[PROVIDED DATA — start]

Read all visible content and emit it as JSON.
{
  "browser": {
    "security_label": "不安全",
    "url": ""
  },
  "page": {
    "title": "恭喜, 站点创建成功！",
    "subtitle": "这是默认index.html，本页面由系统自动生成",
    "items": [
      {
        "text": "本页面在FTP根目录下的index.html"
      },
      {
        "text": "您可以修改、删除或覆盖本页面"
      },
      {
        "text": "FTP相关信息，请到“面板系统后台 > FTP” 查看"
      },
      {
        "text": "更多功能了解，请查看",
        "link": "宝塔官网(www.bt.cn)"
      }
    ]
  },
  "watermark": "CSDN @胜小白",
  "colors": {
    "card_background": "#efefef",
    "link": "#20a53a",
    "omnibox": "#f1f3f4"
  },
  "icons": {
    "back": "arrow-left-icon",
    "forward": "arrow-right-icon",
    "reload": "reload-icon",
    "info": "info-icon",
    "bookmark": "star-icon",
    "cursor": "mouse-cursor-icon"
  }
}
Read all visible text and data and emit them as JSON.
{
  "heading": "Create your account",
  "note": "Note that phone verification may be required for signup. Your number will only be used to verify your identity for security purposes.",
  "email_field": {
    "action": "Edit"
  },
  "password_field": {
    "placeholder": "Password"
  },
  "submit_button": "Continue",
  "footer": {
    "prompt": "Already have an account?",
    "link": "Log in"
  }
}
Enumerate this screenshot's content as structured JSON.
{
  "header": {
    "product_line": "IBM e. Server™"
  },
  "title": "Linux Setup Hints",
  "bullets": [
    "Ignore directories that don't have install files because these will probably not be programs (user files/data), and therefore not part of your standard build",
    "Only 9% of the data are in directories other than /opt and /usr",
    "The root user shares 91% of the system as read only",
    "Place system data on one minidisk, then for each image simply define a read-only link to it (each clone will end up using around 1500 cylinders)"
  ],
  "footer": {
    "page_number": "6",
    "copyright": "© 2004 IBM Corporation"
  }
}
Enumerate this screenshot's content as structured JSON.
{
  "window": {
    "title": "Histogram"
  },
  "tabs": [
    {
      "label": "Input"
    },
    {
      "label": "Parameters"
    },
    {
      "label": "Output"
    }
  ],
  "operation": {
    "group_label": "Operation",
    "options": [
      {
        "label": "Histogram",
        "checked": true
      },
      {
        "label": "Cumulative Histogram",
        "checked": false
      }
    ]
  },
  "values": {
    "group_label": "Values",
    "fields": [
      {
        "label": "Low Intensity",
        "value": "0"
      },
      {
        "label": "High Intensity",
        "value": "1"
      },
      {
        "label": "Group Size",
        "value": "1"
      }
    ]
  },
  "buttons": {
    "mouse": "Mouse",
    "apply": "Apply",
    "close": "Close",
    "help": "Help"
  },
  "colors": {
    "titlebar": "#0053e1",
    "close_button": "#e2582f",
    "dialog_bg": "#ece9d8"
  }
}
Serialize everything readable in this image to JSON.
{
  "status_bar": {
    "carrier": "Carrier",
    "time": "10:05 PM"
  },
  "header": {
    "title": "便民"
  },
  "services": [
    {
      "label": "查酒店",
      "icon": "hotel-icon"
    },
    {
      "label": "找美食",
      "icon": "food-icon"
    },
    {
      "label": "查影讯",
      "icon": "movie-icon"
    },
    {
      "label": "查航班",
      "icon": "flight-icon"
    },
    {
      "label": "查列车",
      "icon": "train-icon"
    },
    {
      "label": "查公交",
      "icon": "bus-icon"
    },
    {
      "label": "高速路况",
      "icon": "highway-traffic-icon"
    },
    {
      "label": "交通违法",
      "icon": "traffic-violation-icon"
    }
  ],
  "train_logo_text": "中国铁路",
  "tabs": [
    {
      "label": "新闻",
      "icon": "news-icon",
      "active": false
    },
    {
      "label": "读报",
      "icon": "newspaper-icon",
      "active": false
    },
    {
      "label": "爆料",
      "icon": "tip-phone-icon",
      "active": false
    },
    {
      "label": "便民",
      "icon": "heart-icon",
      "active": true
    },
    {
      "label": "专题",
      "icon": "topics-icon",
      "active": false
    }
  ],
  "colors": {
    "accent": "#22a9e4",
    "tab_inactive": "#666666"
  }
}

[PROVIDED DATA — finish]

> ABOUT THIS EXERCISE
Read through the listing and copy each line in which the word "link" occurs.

> SOLUTION
        "link": "宝塔官网(www.bt.cn)"
    "link": "#20a53a",
    "link": "Log in"
    "Place system data on one minidisk, then for each image simply define a read-only link to it (each clone will end up using around 1500 cylinders)"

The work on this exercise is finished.